▶ _Try it_
Would you copy each line of the records that includes the word "chevron"?

-- Dataset entries follows --

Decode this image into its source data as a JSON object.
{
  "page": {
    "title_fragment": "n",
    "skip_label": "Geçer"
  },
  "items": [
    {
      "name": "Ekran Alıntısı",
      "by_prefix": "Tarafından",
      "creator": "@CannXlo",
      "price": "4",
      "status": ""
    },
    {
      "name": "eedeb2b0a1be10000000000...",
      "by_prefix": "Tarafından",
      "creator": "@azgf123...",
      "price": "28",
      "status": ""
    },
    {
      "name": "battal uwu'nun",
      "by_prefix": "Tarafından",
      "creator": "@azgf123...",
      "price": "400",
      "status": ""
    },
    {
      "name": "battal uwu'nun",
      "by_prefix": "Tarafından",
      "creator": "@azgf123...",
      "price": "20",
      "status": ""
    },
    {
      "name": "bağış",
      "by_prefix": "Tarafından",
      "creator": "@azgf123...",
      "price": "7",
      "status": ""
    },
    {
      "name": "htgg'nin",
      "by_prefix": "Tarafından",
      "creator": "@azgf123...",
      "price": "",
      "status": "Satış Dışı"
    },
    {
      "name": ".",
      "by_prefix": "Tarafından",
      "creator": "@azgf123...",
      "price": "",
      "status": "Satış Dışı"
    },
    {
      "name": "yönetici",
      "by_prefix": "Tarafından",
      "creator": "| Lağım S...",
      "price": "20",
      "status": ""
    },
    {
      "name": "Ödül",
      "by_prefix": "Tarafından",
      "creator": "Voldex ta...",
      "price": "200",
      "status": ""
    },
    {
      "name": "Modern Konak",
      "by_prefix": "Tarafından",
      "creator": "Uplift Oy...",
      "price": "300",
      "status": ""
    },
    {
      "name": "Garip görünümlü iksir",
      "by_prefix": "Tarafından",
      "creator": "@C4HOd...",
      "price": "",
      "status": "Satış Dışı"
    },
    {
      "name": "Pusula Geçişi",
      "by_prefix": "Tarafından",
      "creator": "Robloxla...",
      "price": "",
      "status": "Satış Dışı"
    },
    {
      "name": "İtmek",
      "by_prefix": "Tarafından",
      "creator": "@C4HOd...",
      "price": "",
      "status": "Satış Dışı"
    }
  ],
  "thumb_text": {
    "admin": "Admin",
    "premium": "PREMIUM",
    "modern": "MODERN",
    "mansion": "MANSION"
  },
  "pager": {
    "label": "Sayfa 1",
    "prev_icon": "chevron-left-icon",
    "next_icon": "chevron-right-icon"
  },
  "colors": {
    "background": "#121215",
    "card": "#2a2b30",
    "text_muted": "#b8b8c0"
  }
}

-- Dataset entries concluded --

▶ _Answer space_
    "prev_icon": "chevron-left-icon",
    "next_icon": "chevron-right-icon"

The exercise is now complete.